Test Image Quality

Earlier, we mentioned this factor and will elaborate on it now. You need a good image or footage quality to not waste time. Otherwise, it will defeat the purpose of using this device. Even if you aren’t an expert yet, getting good visuals is the point of using this gear.

Also, consider the features related to taking photos and videos. For instance, do you need your drone to take 4k footage? Does your process or workflow require raw or DNG format support? For the complete bells and whistles, you probably have to look into more expensive models.

Observe Proper Etiquette

Aside from the FAA requirements mentioned above, you should observe some flying etiquette, starting with respecting the privacy of people and their properties. If there are large gatherings such as in parks, open stadiums, and other public spaces, you must not fly over them.

You must also avoid filming over scenes of natural and man-made emergencies, such as fires and hurricanes, respectively. And never launch your drone under the influence of drugs or alcohol.

Should I Wait to Buy a Drone?

If you need it immediately, you can choose a drone that fits your range of requirements, from features to budget. The options presented here differ in their respective prices and features. Assess the pros and cons of each product to determine which one aligns with your needs and preferences.
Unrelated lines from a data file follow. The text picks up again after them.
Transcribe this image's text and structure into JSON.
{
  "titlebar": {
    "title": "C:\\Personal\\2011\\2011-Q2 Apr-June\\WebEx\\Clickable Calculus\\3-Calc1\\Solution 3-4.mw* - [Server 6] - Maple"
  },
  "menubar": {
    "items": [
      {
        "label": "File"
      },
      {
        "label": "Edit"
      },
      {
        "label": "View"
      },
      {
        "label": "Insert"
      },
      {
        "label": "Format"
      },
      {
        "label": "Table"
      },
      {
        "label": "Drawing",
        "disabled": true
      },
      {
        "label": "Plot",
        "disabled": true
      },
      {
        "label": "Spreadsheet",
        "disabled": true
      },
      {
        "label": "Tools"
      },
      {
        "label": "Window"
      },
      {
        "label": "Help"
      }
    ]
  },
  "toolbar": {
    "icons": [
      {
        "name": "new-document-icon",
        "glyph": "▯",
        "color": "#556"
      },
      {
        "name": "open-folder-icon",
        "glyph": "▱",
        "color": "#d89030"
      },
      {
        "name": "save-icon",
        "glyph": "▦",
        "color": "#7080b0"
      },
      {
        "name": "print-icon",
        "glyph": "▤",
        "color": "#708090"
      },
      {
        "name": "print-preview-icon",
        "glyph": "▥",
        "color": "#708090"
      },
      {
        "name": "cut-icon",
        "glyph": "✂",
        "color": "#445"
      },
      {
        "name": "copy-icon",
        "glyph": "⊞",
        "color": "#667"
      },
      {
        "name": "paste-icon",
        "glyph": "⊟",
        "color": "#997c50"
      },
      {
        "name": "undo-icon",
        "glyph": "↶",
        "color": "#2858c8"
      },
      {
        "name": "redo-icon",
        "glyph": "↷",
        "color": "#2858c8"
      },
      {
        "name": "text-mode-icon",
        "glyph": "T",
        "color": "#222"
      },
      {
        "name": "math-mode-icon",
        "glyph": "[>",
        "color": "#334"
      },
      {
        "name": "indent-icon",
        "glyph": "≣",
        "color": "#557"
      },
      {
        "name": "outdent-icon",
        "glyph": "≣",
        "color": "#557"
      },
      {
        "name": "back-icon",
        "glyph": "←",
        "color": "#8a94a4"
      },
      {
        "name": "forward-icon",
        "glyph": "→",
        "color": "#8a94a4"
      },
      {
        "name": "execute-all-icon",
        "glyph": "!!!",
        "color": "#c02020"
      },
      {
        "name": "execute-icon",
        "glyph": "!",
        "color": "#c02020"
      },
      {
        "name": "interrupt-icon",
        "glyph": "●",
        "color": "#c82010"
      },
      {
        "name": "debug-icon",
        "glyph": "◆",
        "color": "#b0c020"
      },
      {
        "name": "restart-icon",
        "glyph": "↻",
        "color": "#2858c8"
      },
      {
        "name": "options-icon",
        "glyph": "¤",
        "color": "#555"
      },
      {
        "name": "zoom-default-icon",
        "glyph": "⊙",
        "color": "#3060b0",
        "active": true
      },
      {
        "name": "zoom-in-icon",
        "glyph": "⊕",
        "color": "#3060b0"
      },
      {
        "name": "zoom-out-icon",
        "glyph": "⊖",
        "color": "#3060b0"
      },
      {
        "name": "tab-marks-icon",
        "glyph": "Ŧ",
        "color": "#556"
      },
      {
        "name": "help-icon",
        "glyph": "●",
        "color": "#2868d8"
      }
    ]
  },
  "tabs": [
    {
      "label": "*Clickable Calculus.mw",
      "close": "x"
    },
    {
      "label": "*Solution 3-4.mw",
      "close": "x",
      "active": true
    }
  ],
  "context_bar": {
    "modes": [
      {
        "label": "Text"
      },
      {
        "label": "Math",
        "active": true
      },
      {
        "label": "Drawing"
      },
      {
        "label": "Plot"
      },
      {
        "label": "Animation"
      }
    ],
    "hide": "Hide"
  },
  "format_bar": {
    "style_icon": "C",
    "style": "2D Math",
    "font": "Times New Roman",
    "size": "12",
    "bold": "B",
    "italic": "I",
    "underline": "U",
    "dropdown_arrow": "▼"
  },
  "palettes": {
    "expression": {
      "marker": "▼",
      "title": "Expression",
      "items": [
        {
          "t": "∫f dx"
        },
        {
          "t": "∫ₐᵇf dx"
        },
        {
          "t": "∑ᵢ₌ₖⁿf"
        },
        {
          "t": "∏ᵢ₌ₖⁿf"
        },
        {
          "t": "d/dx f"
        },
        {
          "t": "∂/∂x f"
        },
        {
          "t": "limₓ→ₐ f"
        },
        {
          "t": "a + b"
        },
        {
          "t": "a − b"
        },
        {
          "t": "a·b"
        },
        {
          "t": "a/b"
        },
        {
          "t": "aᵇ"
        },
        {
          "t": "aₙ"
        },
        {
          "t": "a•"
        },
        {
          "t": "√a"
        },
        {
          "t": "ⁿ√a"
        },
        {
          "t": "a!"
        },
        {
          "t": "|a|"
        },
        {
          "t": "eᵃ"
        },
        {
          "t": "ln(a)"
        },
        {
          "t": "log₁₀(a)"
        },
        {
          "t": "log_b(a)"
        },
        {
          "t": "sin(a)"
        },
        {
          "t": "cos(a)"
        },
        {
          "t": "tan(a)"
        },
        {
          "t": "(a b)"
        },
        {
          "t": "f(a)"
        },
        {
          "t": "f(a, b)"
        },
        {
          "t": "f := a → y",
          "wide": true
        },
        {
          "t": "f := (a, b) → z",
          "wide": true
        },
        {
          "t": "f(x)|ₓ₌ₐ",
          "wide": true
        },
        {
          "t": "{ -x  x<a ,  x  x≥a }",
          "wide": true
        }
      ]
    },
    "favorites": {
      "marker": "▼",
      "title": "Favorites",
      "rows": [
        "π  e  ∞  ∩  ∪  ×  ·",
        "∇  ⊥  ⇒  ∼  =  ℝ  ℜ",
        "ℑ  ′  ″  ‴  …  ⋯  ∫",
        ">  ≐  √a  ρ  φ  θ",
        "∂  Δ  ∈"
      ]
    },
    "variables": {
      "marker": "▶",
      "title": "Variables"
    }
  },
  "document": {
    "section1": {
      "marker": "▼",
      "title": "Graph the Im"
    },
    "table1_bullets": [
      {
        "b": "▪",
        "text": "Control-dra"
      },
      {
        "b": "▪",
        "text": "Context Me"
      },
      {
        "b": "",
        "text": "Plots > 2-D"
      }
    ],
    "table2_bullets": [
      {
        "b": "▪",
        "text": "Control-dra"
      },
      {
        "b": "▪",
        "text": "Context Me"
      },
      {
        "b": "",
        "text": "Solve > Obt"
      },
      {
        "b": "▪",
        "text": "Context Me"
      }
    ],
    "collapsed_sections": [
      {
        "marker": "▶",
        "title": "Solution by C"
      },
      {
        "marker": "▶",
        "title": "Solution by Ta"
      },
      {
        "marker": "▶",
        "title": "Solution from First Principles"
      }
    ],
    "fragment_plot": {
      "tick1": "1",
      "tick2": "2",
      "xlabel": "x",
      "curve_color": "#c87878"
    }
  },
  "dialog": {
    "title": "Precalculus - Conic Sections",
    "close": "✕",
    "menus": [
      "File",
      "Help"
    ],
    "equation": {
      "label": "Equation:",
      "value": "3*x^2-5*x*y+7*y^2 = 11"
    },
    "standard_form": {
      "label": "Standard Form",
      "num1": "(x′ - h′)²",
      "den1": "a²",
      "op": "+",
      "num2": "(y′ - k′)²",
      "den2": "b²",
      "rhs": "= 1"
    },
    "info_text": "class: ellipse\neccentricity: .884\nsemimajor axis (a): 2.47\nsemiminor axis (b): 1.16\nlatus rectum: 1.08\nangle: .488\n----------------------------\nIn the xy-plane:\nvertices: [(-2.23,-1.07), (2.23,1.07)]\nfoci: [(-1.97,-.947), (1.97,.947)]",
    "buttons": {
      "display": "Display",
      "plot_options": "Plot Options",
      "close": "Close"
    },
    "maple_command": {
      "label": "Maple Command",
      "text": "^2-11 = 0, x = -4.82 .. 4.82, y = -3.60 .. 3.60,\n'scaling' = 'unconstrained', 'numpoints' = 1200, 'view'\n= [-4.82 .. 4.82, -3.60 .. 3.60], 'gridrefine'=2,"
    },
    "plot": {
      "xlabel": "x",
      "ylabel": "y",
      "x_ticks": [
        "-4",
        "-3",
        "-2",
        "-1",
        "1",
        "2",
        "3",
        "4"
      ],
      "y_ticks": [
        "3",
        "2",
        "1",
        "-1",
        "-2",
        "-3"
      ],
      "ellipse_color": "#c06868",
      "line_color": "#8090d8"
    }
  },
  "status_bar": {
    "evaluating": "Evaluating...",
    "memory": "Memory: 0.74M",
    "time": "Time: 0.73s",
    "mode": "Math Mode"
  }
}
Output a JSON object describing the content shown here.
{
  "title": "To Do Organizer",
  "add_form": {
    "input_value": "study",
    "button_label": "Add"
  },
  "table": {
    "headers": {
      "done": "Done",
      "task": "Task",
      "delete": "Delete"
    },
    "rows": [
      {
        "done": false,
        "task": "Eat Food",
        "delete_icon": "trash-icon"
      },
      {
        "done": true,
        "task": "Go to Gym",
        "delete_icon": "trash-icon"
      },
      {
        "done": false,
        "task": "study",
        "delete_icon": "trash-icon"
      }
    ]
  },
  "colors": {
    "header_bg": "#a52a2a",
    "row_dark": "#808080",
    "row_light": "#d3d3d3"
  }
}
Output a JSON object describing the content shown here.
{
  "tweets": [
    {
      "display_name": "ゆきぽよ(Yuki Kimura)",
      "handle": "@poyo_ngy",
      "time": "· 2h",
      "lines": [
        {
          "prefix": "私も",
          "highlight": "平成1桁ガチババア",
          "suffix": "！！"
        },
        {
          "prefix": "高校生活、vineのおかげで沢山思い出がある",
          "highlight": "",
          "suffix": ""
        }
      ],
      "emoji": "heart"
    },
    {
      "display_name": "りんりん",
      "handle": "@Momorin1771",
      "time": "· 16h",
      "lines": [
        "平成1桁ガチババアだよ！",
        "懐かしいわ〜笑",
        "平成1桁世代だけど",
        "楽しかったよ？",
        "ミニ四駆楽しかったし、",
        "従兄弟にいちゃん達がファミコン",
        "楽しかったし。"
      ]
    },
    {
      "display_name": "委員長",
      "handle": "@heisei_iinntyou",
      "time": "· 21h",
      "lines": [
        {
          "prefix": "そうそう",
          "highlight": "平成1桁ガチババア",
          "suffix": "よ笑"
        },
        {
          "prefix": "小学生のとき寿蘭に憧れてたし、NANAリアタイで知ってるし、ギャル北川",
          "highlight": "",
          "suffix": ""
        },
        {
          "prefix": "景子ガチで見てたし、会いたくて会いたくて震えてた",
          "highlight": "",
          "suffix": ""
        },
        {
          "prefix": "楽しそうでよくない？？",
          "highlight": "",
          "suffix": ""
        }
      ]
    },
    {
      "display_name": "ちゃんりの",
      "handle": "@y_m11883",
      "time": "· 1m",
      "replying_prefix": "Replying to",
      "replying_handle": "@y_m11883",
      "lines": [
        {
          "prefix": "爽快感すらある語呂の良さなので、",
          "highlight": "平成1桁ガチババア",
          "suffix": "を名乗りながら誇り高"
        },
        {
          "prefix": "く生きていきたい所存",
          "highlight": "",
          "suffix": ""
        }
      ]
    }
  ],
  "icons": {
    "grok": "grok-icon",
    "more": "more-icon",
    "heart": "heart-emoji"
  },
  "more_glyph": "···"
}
Now, if you have time, you can wait for around six months when the prices have dropped. By that time, the model you’re eyeing may have been replaced by the most recent edition. This version can then be sold at discounted or lower prices.

Such is the turnaround when you are dealing with consumer tech products. They tend to get old fast. But that’s because the new offerings tend to enhance the features and functionalities of the earlier model.

Which Drone is Easiest to Fly?

Lightweight drones with intuitive features can be the easiest to fly for beginners. The Spark and Ryze Tello match these criteria. Aside from their size and weight, they are here for their speed in breezy conditions. They aren’t made for drone racing, for sure, but they can be pretty stable during flights.

Of course, we should not forget the DJI Mavic Mini. This more portable version of the Mavic shows a lot of potential for starters. You can refer to the geofencing and GPS data to know if you’re flying too close to an airport or position your drone properly.

How Do I Start Flying a Drone?

You have to know some of the techniques pilots of this unmanned aircraft use. These are probably mentioned in the manual your device came with. Make a habit of consulting the fine print even if you think a YouTube tutorial is enough for instructing you on what to do. 

Speaking of tutorials, some models will take you through guided sessions, especially if it’s your first time.

Going back to the techniques, you can let the quadcopter hover right over you before launching it upward. Then, control the direction of your drone through the controls on your controller or smartphone app.

Before taking out your unit, make sure you know what the controls do, so you can enjoy your first time flying a drone.

Conclusion

The best beginner drone is no less than the DJI Mavic Mini. It has the capability to deliver 1080p videos at 60fps. It provides GPS-based positioning and geofencing to keep your drone from flying in danger zones. At the same time, it is lightweight and easy to use.

Alternatively, you can take a look at the Hubsan H122D X4 Storm. This one is a bit bulky, though, but it packs a lot of features that can make you learn more about the craft and technology by acting as a practice drone.

But if you are searching for drones best suited for beginners, the Holy Stone HS100 Navigator and the Tello may save you some money. These well-known options balance pricing and value, so you are going to experience a smooth and stable ride with them – without making a trip to the bank.

Go ahead and take your pick.

All products featured in this article are independently reviewed and recommended. To read more about camera drones, visit us on dronewatch.org.

Leave a Comment

Your email address will not be published. Required fields are marked *

Scroll to Top